I posted about the trip on a slack server for Vermont techies listing the start time in case anyone wanted to join. I had to wake very early to make it to the trailhead on time, before the lot filled up too much. I left with plenty of time for the two hour drive, until I met up with traffic. About an hour into the trip a tractor was driving along the road, slowly. It had a long queue of cars behind so I’m not sure why it never pulled over, but eventually I made it around.
Then about 2 miles before the final turn, I saw detour signs, and more claiming the road was closed ahead. I turned around to follow the detour for a few miles but it was adding 30-45 minutes to the trip! Also I had a strong feeling that led me to turn back around and continue down the “closed” road. I was expecting to see a closure but never found any signs.
The trailhead was already getting busy and I had to park on the edge of the dirt road leading to it. After ensuring the car was safe, I extended my hiking poles, put the new day pack on and began wandering through the woods, along the Burrow’s Trail leading up to Camel’s Hump. The weather was nice, clear skies, sun shining with the slightest chill on bare skin. Perfect for hiking.

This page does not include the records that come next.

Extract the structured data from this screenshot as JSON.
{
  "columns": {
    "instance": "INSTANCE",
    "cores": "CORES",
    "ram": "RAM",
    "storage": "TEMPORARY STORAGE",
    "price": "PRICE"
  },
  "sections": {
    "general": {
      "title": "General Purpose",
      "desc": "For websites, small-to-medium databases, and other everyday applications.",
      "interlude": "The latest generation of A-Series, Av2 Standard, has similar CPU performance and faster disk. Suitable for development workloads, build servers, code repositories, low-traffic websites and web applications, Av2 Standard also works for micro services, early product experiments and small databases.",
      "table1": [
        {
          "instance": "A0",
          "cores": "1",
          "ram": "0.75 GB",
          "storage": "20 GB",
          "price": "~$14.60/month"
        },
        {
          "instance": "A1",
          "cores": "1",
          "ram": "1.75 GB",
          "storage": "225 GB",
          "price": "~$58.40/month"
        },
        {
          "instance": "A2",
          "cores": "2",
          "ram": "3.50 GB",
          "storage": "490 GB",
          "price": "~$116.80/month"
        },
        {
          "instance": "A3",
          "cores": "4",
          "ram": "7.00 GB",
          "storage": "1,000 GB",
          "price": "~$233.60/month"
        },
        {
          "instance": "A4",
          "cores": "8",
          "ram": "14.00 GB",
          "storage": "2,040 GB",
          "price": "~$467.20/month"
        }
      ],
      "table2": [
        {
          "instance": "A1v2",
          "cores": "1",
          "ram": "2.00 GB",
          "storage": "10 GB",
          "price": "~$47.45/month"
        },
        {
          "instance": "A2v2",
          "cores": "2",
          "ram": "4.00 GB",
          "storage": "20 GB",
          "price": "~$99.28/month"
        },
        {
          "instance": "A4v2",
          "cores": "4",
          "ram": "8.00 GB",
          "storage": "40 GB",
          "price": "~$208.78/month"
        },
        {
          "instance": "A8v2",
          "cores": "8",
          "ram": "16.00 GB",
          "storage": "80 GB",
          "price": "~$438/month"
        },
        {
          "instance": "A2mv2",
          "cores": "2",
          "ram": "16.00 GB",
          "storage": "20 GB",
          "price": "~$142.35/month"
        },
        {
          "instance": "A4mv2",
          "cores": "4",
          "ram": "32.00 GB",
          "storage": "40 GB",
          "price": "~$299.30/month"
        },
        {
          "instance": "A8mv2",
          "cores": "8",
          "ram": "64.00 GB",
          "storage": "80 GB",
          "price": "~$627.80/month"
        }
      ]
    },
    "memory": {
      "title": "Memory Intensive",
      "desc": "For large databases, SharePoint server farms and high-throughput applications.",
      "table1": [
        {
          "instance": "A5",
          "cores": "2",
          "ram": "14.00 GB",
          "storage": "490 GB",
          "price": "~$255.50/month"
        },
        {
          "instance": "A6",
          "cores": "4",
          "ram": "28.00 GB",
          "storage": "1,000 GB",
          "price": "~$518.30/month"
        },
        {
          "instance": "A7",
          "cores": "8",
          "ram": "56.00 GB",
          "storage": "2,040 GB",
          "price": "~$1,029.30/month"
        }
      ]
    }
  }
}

The trail was wide and well travelled with rocks scattered around the dirt path. Along the way a few ash trees shared information of the emerald ash borer, a beetle killing the ash trees in the north east, with a paper hanging off them. Up the trail I continued, eventually hearing a stream running along the side, and finding it further up the trail.
The path continued up at a quick pace. More like walking random steps than a nicely graded trail. Eventually I came to a small clearing and a trail junction with The Long Trail which would lead me the rest of the way to the summit, and there I would join more than 40 other hikers hanging around the top of Camels Hump.
From the top you could see out miles in every direction. Toward Mount Mansfield which I hiked a couple weeks before and out toward Mount Ellen which is another 4000 foot peak I’ll hike in the future. At the top I sat for almost an hour, just looking out at the vast world and watching people come and go.
Immediately during the descent of the mountain I began feeling my left knee. Instantly. On the first step. This was going to be a long way down.
Getting to that first clearing was easy enough, but beyond that I needed to take breaks often. I stopped for every hiker going up, and there were many. Eventually I made it down the mountain and back to the car. My knee was in pain but not nearly as bad as the climb up Mount Mansfield. I collapsed the hiking poles, took a last big drink of water, tossed the day pack in the passenger seat and plopped myself into the car for the ride home.
I continue to wander through life.